During its regular meeting the commission unanimously voted to implement a new suspension and expulsion policy, which entitles students to formal expulsion hearings and requires the commission to vote on each expulsion. Previously, less-formal hearings were held, the commission did not vote and students were transferred to alternative disciplinary schools rather than expelled.

The commission wasted no time using the new policy when it expelled a student identified only by the initials "S.B." The student brought a gun to school in September, according to Ackerman, who did not attend yesterday's meeting.

Prior to yesterday, the last formal expulsion was Jan. 18, 2006, said Tomas Hanna, director of school operations.

"This administration under Doctor Ackerman is saying we are going to take these cases to the commission for action," Hanna said during an interview. An additional three students have had expulsion hearings, and five are scheduled for hearings before winter break, Hanna said.

For years, Jack Stollsteimer, the state-appointed safe-schools advocate, has criticized district officials for transferring students rather than expelling them, as state law mandates.

"My job is to make sure the district is in compliance with the law, and for the first time in three years the district has decided to be in compliance with the law, and that is good for everybody," he said.

The expulsion policy states that the commission "may expel any student whose misconduct, disobedience, and/or violation of the Code of Student Conduct is serious enough to warrant such a sanction."

It states that expulsions can be permanent or temporary.

Also during the meeting Hanna presented a report on the impact of the district's "zero tolerance" stance against violence, drugs and weapons.

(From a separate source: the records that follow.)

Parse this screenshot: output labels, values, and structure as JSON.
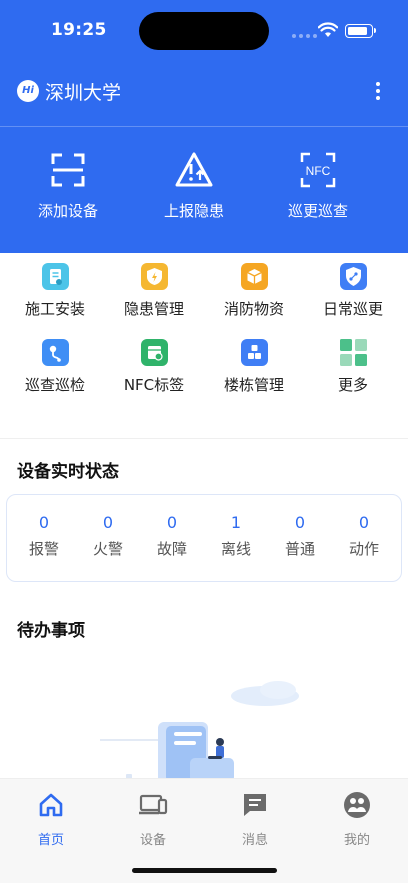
{
  "status_bar": {
    "time": "19:25",
    "battery_level": 0.9
  },
  "header": {
    "logo_text": "Hi",
    "title": "深圳大学"
  },
  "quick_actions": [
    {
      "label": "添加设备",
      "icon": "scan-icon"
    },
    {
      "label": "上报隐患",
      "icon": "warning-report-icon"
    },
    {
      "label": "巡更巡查",
      "icon": "nfc-icon",
      "icon_text": "NFC"
    }
  ],
  "functions": [
    {
      "label": "施工安装",
      "icon": "construction-icon",
      "color": "#4cc4e8"
    },
    {
      "label": "隐患管理",
      "icon": "hazard-icon",
      "color": "#f5b731"
    },
    {
      "label": "消防物资",
      "icon": "supplies-icon",
      "color": "#f5a623"
    },
    {
      "label": "日常巡更",
      "icon": "patrol-shield-icon",
      "color": "#3f7ef5"
    },
    {
      "label": "巡查巡检",
      "icon": "route-map-icon",
      "color": "#3f8ef5"
    },
    {
      "label": "NFC标签",
      "icon": "tag-calendar-icon",
      "color": "#2fb36a"
    },
    {
      "label": "楼栋管理",
      "icon": "building-blocks-icon",
      "color": "#3f7ef5"
    },
    {
      "label": "更多",
      "icon": "grid-more-icon",
      "color": "#4cc08a"
    }
  ],
  "device_status": {
    "title": "设备实时状态",
    "stats": [
      {
        "value": "0",
        "label": "报警"
      },
      {
        "value": "0",
        "label": "火警"
      },
      {
        "value": "0",
        "label": "故障"
      },
      {
        "value": "1",
        "label": "离线"
      },
      {
        "value": "0",
        "label": "普通"
      },
      {
        "value": "0",
        "label": "动作"
      }
    ]
  },
  "todo": {
    "title": "待办事项"
  },
  "tabs": [
    {
      "label": "首页",
      "icon": "home-icon",
      "active": true
    },
    {
      "label": "设备",
      "icon": "devices-icon",
      "active": false
    },
    {
      "label": "消息",
      "icon": "message-icon",
      "active": false
    },
    {
      "label": "我的",
      "icon": "profile-icon",
      "active": false
    }
  ],
  "colors": {
    "brand": "#2f6bf0",
    "tab_inactive": "#888888"
  }
}
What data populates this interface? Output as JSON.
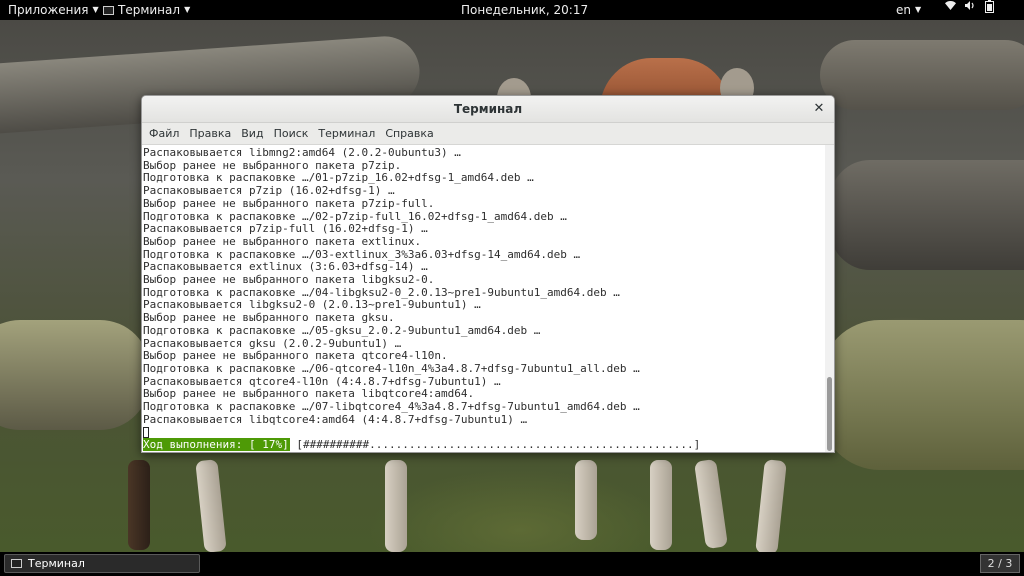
{
  "topbar": {
    "applications_label": "Приложения",
    "active_app_label": "Терминал",
    "clock": "Понедельник, 20:17",
    "language": "en"
  },
  "window": {
    "title": "Терминал",
    "menu": [
      "Файл",
      "Правка",
      "Вид",
      "Поиск",
      "Терминал",
      "Справка"
    ]
  },
  "terminal": {
    "lines": [
      "Распаковывается libmng2:amd64 (2.0.2-0ubuntu3) …",
      "Выбор ранее не выбранного пакета p7zip.",
      "Подготовка к распаковке …/01-p7zip_16.02+dfsg-1_amd64.deb …",
      "Распаковывается p7zip (16.02+dfsg-1) …",
      "Выбор ранее не выбранного пакета p7zip-full.",
      "Подготовка к распаковке …/02-p7zip-full_16.02+dfsg-1_amd64.deb …",
      "Распаковывается p7zip-full (16.02+dfsg-1) …",
      "Выбор ранее не выбранного пакета extlinux.",
      "Подготовка к распаковке …/03-extlinux_3%3a6.03+dfsg-14_amd64.deb …",
      "Распаковывается extlinux (3:6.03+dfsg-14) …",
      "Выбор ранее не выбранного пакета libgksu2-0.",
      "Подготовка к распаковке …/04-libgksu2-0_2.0.13~pre1-9ubuntu1_amd64.deb …",
      "Распаковывается libgksu2-0 (2.0.13~pre1-9ubuntu1) …",
      "Выбор ранее не выбранного пакета gksu.",
      "Подготовка к распаковке …/05-gksu_2.0.2-9ubuntu1_amd64.deb …",
      "Распаковывается gksu (2.0.2-9ubuntu1) …",
      "Выбор ранее не выбранного пакета qtcore4-l10n.",
      "Подготовка к распаковке …/06-qtcore4-l10n_4%3a4.8.7+dfsg-7ubuntu1_all.deb …",
      "Распаковывается qtcore4-l10n (4:4.8.7+dfsg-7ubuntu1) …",
      "Выбор ранее не выбранного пакета libqtcore4:amd64.",
      "Подготовка к распаковке …/07-libqtcore4_4%3a4.8.7+dfsg-7ubuntu1_amd64.deb …",
      "Распаковывается libqtcore4:amd64 (4:4.8.7+dfsg-7ubuntu1) …"
    ],
    "progress_label": "Ход выполнения: [ 17%]",
    "progress_bar": " [##########.................................................]",
    "progress_fraction": 0.17
  },
  "taskbar": {
    "window_label": "Терминал",
    "workspace": "2 / 3"
  },
  "icons": {
    "wifi": "wifi-icon",
    "volume": "volume-icon",
    "battery": "battery-icon",
    "close": "close-icon"
  }
}
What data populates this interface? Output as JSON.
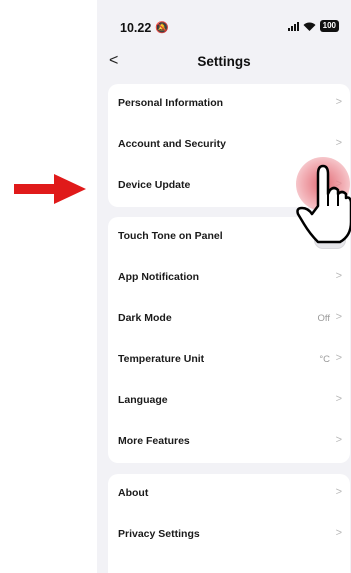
{
  "status_bar": {
    "time": "10.22",
    "battery": "100"
  },
  "nav": {
    "title": "Settings",
    "back_label": "<"
  },
  "groups": [
    {
      "items": [
        {
          "label": "Personal Information"
        },
        {
          "label": "Account and Security"
        },
        {
          "label": "Device Update"
        }
      ]
    },
    {
      "items": [
        {
          "label": "Touch Tone on Panel",
          "control": "toggle"
        },
        {
          "label": "App Notification"
        },
        {
          "label": "Dark Mode",
          "value": "Off"
        },
        {
          "label": "Temperature Unit",
          "value": "°C"
        },
        {
          "label": "Language"
        },
        {
          "label": "More Features"
        }
      ]
    },
    {
      "items": [
        {
          "label": "About"
        },
        {
          "label": "Privacy Settings"
        }
      ]
    }
  ],
  "chevron": ">",
  "colors": {
    "arrow": "#e01a1a",
    "page_bg": "#f2f2f6",
    "press_highlight": "#e0646e"
  },
  "overlay_icons": [
    "red-arrow-icon",
    "pointing-hand-icon"
  ]
}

From September through November, there were 1,048 alleged infractions, compared with 1,028 at the same time last year, he said.

Of those offenses, 460 were assaults on staff or other adults, 486 were group assaults on students, 91 were drug and alcohol offenses and 11 involved guns.

Hanna said the district's six alternative disciplinary schools will be able to handle the increased number of students who will be sent to them.

He noted that 1,109 slots are available in those schools while about 300 students now there will be sent back to their regular schools in January. *